## EXERCISE PROMPT:
A precise reproduction of every record below is needed, minus the pictures.

(RECORDS FOR PROCESSING)

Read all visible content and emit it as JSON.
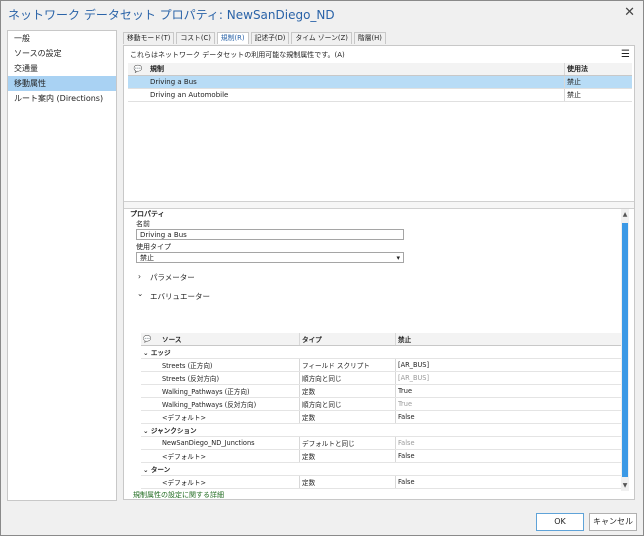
{
  "window": {
    "title": "ネットワーク データセット プロパティ: NewSanDiego_ND",
    "close": "✕"
  },
  "sidebar": {
    "items": [
      {
        "label": "一般"
      },
      {
        "label": "ソースの設定"
      },
      {
        "label": "交通量"
      },
      {
        "label": "移動属性",
        "active": true
      },
      {
        "label": "ルート案内 (Directions)"
      }
    ]
  },
  "tabs": [
    {
      "label": "移動モード(T)"
    },
    {
      "label": "コスト(C)"
    },
    {
      "label": "規制(R)",
      "active": true
    },
    {
      "label": "記述子(D)"
    },
    {
      "label": "タイム ゾーン(Z)"
    },
    {
      "label": "階層(H)"
    }
  ],
  "restrictions": {
    "description": "これらはネットワーク データセットの利用可能な規制属性です。(A)",
    "menu_icon": "☰",
    "columns": {
      "icon": "💬",
      "name": "規制",
      "usage": "使用法"
    },
    "rows": [
      {
        "name": "Driving a Bus",
        "usage": "禁止",
        "selected": true
      },
      {
        "name": "Driving an Automobile",
        "usage": "禁止"
      }
    ]
  },
  "properties": {
    "section_title": "プロパティ",
    "name_label": "名前",
    "name_value": "Driving a Bus",
    "usage_label": "使用タイプ",
    "usage_value": "禁止",
    "dropdown_icon": "▾",
    "parameters_label": "パラメーター",
    "evaluators_label": "エバリュエーター",
    "collapsed_icon": "›",
    "expanded_icon": "⌄"
  },
  "evaluators": {
    "columns": {
      "icon": "💬",
      "source": "ソース",
      "type": "タイプ",
      "prohibited": "禁止"
    },
    "groups": [
      {
        "name": "エッジ",
        "rows": [
          {
            "source": "Streets (正方向)",
            "type": "フィールド スクリプト",
            "value": "[AR_BUS]",
            "gray": false
          },
          {
            "source": "Streets (反対方向)",
            "type": "順方向と同じ",
            "value": "[AR_BUS]",
            "gray": true
          },
          {
            "source": "Walking_Pathways (正方向)",
            "type": "定数",
            "value": "True",
            "gray": false
          },
          {
            "source": "Walking_Pathways (反対方向)",
            "type": "順方向と同じ",
            "value": "True",
            "gray": true
          },
          {
            "source": "<デフォルト>",
            "type": "定数",
            "value": "False",
            "gray": false
          }
        ]
      },
      {
        "name": "ジャンクション",
        "rows": [
          {
            "source": "NewSanDiego_ND_Junctions",
            "type": "デフォルトと同じ",
            "value": "False",
            "gray": true
          },
          {
            "source": "<デフォルト>",
            "type": "定数",
            "value": "False",
            "gray": false
          }
        ]
      },
      {
        "name": "ターン",
        "rows": [
          {
            "source": "<デフォルト>",
            "type": "定数",
            "value": "False",
            "gray": false
          }
        ]
      }
    ]
  },
  "footer": {
    "link": "規制属性の設定に関する詳細",
    "ok": "OK",
    "cancel": "キャンセル"
  }
}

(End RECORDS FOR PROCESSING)

## TASK SOLUTION:
Read all visible content and emit it as JSON.
{
  "window": {
    "title": "ネットワーク データセット プロパティ: NewSanDiego_ND",
    "close": "✕"
  },
  "sidebar": {
    "items": [
      {
        "label": "一般"
      },
      {
        "label": "ソースの設定"
      },
      {
        "label": "交通量"
      },
      {
        "label": "移動属性",
        "active": true
      },
      {
        "label": "ルート案内 (Directions)"
      }
    ]
  },
  "tabs": [
    {
      "label": "移動モード(T)"
    },
    {
      "label": "コスト(C)"
    },
    {
      "label": "規制(R)",
      "active": true
    },
    {
      "label": "記述子(D)"
    },
    {
      "label": "タイム ゾーン(Z)"
    },
    {
      "label": "階層(H)"
    }
  ],
  "restrictions": {
    "description": "これらはネットワーク データセットの利用可能な規制属性です。(A)",
    "menu_icon": "☰",
    "columns": {
      "icon": "💬",
      "name": "規制",
      "usage": "使用法"
    },
    "rows": [
      {
        "name": "Driving a Bus",
        "usage": "禁止",
        "selected": true
      },
      {
        "name": "Driving an Automobile",
        "usage": "禁止"
      }
    ]
  },
  "properties": {
    "section_title": "プロパティ",
    "name_label": "名前",
    "name_value": "Driving a Bus",
    "usage_label": "使用タイプ",
    "usage_value": "禁止",
    "dropdown_icon": "▾",
    "parameters_label": "パラメーター",
    "evaluators_label": "エバリュエーター",
    "collapsed_icon": "›",
    "expanded_icon": "⌄"
  },
  "evaluators": {
    "columns": {
      "icon": "💬",
      "source": "ソース",
      "type": "タイプ",
      "prohibited": "禁止"
    },
    "groups": [
      {
        "name": "エッジ",
        "rows": [
          {
            "source": "Streets (正方向)",
            "type": "フィールド スクリプト",
            "value": "[AR_BUS]",
            "gray": false
          },
          {
            "source": "Streets (反対方向)",
            "type": "順方向と同じ",
            "value": "[AR_BUS]",
            "gray": true
          },
          {
            "source": "Walking_Pathways (正方向)",
            "type": "定数",
            "value": "True",
            "gray": false
          },
          {
            "source": "Walking_Pathways (反対方向)",
            "type": "順方向と同じ",
            "value": "True",
            "gray": true
          },
          {
            "source": "<デフォルト>",
            "type": "定数",
            "value": "False",
            "gray": false
          }
        ]
      },
      {
        "name": "ジャンクション",
        "rows": [
          {
            "source": "NewSanDiego_ND_Junctions",
            "type": "デフォルトと同じ",
            "value": "False",
            "gray": true
          },
          {
            "source": "<デフォルト>",
            "type": "定数",
            "value": "False",
            "gray": false
          }
        ]
      },
      {
        "name": "ターン",
        "rows": [
          {
            "source": "<デフォルト>",
            "type": "定数",
            "value": "False",
            "gray": false
          }
        ]
      }
    ]
  },
  "footer": {
    "link": "規制属性の設定に関する詳細",
    "ok": "OK",
    "cancel": "キャンセル"
  }
}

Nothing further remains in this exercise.